There were notebooks aplenty at the launch of Intel’s new Centrino mobile technology but resellers will have to wait until April before most of the offerings hit the shelves.
Optima, IPEX and ASI Solutions were among the companies that turned out to show the latest additions to their notebook lineups. Most models were fresh off overseas production lines and will ship next month.
“Over the last few years we have seen a gradual increase in the movement from desktop PCs to mobile form factors,” general manager for Intel Australia, David Bolt, said.
The launch marked ASI’s re-entry into the notebook market. The local assembler will offer its Centrino-based notebook for its high-end customers as well as an entry level option based on Mobile Pentium 4 technology.

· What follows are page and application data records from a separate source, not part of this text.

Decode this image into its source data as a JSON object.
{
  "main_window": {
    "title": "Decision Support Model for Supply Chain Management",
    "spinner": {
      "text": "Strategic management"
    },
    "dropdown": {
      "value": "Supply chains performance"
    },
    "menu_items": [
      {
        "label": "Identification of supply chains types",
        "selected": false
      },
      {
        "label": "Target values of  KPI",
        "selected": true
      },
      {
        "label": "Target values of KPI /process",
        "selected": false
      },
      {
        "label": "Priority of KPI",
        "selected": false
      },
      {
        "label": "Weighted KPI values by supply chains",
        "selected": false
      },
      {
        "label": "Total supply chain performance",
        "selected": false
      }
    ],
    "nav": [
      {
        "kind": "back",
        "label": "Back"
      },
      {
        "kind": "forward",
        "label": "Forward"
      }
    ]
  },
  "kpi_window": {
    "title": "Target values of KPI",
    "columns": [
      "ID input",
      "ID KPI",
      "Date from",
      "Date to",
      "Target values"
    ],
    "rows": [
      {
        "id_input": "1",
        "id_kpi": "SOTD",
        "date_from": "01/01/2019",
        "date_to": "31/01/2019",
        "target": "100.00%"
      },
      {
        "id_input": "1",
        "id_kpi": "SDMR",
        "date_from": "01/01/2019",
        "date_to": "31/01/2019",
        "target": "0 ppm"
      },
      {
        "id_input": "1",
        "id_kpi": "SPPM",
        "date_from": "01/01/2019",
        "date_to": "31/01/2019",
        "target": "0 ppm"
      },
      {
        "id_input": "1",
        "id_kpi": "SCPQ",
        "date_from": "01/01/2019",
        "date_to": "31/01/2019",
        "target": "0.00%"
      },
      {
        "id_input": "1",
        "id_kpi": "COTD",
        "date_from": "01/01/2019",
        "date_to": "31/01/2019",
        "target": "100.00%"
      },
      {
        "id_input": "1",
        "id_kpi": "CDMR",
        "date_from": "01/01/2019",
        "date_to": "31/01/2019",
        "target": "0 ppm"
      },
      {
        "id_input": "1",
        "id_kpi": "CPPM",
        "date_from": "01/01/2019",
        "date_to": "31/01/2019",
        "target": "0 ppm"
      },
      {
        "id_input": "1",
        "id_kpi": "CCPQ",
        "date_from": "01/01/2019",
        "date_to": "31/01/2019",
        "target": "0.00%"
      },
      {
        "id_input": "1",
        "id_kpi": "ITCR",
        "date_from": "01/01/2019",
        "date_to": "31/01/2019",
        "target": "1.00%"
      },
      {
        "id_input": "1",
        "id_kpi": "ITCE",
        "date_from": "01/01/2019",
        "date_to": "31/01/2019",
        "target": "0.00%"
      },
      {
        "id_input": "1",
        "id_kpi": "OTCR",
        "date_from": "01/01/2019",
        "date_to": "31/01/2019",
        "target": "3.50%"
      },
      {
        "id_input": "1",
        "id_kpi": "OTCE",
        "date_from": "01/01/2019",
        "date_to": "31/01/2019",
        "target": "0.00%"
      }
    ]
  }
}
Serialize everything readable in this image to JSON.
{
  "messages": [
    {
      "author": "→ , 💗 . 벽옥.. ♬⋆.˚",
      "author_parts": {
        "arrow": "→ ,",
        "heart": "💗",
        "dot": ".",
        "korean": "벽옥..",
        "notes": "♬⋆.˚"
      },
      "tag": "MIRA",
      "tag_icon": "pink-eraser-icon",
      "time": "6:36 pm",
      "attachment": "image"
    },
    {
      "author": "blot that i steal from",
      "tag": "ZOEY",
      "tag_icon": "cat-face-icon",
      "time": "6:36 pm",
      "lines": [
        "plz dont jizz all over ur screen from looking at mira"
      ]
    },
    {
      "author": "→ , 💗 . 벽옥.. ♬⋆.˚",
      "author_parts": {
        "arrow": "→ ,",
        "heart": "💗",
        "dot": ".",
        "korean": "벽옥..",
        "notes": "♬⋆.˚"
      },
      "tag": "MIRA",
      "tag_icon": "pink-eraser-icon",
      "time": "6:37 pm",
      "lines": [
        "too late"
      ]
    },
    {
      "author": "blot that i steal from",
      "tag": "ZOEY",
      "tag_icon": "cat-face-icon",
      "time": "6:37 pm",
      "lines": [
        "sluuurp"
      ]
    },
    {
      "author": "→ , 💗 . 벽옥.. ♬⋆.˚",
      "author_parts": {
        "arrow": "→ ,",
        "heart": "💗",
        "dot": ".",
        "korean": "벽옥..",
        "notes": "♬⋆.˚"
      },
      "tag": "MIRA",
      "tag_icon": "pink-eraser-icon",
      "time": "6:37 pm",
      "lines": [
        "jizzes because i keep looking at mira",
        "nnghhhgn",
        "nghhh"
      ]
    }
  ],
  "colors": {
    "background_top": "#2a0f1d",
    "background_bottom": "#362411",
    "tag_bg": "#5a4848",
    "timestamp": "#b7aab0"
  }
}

“We were in the market a couple of years ago,”ASI product manager Craig Quinn said. “We feel that now the time is right and it is important to have notebooks as part of our range.”
Almost a dozen PC vendors, with the notable exception of HP, turned out to showcase systems at the launch. Acer even went a step further, launching the first Tablet PC to incorporate the technology.
The TravelMate C110 features the Intel Pentium M processor at 900MHz, Centrino’s integrated PRO/Wireless 2100 network connection and 802.11b and wired LAN.
Like most of the products on display yesterday, it will be available from April.
Optima also launched a Centrino-based notebook, the Centoris-E series, which features the Pentium M processor at 1.4 or 1.6GHz, 855PM chipset and PRO/Wireless 2100 network connection.
One of the biggest drawcards for vendors is Centrino’s low power consumption without the performance compromise. The technology allows PC makers to extend the optimum battery life of their notebooks to more than eight hours in some cases.
However Intel’s focus is also increasingly on wireless networking. It has partnered with service providers such as Optus, Telstra, Azure and The Xone to help provide nearly 100 verified wireless access locations.
As part of the launch, Optus Mobile showcased its latest hotspot at the MLC Centre in Sydney’s CBD.
Bolt said wireless access would have to be a lot easier to use before it became ubiquitous. Combining the elements of mobility under the Intel brand were the first step, he said.
“It’s okay to have all the infrastructure but if you don’t know how to access it, it’s not much use,” Bolt said.